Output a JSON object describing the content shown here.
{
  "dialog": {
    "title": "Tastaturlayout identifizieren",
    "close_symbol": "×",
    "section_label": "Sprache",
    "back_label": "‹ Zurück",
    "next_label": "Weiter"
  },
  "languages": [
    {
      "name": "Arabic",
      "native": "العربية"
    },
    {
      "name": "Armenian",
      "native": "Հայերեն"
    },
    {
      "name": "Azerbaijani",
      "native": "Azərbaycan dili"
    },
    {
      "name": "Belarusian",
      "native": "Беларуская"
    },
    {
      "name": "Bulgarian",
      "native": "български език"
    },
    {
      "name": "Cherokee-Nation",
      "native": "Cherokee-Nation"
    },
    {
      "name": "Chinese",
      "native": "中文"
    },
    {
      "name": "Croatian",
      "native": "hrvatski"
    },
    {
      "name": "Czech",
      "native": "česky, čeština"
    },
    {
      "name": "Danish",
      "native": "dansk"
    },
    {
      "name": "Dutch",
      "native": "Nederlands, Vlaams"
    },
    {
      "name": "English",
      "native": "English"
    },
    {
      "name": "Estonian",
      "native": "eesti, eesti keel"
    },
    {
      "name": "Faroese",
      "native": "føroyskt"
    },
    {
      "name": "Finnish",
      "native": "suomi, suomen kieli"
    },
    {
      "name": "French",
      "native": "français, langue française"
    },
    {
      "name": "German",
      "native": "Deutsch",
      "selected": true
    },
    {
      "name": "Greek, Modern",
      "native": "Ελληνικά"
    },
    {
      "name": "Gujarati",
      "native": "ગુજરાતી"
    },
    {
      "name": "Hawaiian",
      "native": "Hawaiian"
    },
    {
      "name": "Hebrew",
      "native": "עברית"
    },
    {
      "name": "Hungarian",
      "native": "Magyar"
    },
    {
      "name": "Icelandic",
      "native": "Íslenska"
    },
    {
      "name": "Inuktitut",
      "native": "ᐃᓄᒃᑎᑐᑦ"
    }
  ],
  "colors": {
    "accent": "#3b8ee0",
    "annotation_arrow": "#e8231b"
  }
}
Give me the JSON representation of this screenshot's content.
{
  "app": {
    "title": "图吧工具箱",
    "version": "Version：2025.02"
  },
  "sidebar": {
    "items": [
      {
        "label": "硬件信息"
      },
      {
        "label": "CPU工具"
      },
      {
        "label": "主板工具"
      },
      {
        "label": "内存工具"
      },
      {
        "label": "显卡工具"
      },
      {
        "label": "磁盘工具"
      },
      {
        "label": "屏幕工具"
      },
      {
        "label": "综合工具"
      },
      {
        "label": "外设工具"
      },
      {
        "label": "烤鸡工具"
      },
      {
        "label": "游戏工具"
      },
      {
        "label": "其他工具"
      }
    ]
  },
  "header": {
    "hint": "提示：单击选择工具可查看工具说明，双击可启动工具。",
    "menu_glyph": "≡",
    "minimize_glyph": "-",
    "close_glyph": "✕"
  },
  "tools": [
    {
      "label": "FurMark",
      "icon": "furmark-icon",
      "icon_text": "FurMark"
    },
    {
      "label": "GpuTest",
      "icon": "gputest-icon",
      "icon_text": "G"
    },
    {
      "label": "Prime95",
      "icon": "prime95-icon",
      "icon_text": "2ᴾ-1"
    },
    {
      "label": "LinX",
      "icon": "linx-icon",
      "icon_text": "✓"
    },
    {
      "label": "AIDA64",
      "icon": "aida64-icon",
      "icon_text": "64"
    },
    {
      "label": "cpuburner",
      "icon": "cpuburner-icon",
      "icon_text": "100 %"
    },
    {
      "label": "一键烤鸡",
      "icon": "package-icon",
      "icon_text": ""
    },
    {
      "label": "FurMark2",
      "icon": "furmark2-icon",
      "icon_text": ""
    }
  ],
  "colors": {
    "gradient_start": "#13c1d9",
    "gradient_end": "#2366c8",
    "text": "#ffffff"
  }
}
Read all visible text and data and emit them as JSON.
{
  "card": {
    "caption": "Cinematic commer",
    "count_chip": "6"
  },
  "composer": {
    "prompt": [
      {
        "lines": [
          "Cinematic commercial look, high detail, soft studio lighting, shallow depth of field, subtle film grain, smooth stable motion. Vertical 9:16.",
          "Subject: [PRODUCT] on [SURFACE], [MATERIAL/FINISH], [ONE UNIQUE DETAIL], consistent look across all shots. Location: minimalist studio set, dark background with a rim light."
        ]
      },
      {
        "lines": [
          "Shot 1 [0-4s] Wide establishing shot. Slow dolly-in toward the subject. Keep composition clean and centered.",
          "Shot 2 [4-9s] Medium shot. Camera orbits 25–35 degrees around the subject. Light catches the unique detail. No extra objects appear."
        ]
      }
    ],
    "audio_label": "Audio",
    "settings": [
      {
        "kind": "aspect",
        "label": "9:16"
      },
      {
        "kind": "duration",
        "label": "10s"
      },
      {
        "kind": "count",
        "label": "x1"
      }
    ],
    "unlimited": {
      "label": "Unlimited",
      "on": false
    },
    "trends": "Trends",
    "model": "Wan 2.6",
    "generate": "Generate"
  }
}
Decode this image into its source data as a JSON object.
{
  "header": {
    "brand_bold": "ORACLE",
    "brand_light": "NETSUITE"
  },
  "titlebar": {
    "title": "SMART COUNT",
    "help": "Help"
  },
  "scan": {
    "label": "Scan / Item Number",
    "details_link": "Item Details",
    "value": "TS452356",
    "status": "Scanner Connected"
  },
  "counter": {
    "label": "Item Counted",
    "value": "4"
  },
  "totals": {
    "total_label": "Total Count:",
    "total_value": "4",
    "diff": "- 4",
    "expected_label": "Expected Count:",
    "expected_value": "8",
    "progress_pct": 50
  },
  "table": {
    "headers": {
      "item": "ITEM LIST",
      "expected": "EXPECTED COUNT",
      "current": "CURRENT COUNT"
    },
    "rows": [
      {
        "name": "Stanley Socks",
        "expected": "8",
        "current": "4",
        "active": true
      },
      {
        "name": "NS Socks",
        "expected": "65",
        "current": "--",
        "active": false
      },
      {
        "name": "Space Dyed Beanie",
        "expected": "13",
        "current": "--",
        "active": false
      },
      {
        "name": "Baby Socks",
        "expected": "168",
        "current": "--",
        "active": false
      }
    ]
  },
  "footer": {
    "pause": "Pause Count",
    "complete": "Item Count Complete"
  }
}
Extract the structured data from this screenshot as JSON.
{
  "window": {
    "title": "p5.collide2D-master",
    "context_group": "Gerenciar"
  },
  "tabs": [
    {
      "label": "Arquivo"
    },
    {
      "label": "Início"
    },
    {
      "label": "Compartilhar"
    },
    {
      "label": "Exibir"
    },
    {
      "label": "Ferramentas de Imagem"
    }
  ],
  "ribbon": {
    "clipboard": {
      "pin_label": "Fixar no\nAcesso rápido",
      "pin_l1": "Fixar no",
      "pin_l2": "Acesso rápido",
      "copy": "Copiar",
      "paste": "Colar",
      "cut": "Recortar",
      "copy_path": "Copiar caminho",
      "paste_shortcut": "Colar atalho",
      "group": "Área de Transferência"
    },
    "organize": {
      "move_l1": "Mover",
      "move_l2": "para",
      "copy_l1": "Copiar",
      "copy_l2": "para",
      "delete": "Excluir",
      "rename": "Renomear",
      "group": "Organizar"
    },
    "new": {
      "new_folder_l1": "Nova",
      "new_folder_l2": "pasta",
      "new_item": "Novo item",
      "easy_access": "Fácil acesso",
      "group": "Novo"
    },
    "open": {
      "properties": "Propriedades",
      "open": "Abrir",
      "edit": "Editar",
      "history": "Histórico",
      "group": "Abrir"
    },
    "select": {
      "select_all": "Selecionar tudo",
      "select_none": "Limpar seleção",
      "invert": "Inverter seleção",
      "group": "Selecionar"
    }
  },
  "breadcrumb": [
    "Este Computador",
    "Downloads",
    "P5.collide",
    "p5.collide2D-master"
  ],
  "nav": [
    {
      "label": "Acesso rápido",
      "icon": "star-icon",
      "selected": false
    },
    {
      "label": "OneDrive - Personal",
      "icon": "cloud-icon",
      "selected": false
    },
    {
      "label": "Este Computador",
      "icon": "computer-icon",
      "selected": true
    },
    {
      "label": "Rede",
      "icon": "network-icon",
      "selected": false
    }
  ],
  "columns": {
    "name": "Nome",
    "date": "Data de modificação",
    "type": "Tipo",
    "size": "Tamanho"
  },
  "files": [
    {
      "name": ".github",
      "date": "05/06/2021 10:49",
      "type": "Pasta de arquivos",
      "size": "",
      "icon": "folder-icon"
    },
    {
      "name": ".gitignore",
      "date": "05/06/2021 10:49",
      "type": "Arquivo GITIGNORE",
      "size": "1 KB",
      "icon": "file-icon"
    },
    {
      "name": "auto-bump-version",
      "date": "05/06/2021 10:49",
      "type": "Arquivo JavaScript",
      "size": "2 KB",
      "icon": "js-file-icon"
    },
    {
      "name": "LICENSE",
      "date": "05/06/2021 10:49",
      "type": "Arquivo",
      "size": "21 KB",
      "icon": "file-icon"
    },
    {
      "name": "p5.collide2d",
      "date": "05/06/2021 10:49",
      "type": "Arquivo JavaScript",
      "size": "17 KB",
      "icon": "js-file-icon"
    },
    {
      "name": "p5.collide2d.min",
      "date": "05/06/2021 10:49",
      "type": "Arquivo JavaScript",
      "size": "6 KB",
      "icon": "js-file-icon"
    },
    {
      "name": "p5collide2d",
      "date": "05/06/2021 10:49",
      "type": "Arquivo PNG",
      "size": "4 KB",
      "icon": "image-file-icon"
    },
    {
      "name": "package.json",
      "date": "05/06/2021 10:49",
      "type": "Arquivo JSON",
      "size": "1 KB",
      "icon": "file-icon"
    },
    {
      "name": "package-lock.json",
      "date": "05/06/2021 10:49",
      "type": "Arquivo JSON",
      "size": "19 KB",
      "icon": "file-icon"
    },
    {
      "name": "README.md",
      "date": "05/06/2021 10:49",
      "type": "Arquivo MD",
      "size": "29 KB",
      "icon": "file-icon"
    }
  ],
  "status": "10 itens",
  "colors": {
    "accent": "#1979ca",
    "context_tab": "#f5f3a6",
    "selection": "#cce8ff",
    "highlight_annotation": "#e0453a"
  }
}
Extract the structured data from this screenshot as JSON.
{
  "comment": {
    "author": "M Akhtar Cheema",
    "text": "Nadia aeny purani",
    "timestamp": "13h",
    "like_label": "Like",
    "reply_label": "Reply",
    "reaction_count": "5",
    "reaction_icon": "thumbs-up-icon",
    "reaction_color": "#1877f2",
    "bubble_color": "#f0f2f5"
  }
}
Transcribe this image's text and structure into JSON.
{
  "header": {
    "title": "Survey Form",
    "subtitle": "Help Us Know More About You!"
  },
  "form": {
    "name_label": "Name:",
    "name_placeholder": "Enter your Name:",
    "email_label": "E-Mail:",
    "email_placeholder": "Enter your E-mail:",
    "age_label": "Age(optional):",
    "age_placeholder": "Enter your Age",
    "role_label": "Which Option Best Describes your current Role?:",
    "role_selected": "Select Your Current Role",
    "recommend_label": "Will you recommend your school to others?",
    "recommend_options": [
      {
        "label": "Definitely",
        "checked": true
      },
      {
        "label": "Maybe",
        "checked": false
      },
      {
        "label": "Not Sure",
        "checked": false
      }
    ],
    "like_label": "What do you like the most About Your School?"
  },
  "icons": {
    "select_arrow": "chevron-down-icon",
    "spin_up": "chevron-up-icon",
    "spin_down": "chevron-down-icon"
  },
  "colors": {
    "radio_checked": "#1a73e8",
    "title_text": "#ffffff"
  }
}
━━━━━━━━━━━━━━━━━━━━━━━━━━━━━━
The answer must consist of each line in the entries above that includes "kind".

        "kind": "aspect",
        "kind": "duration",
        "kind": "count",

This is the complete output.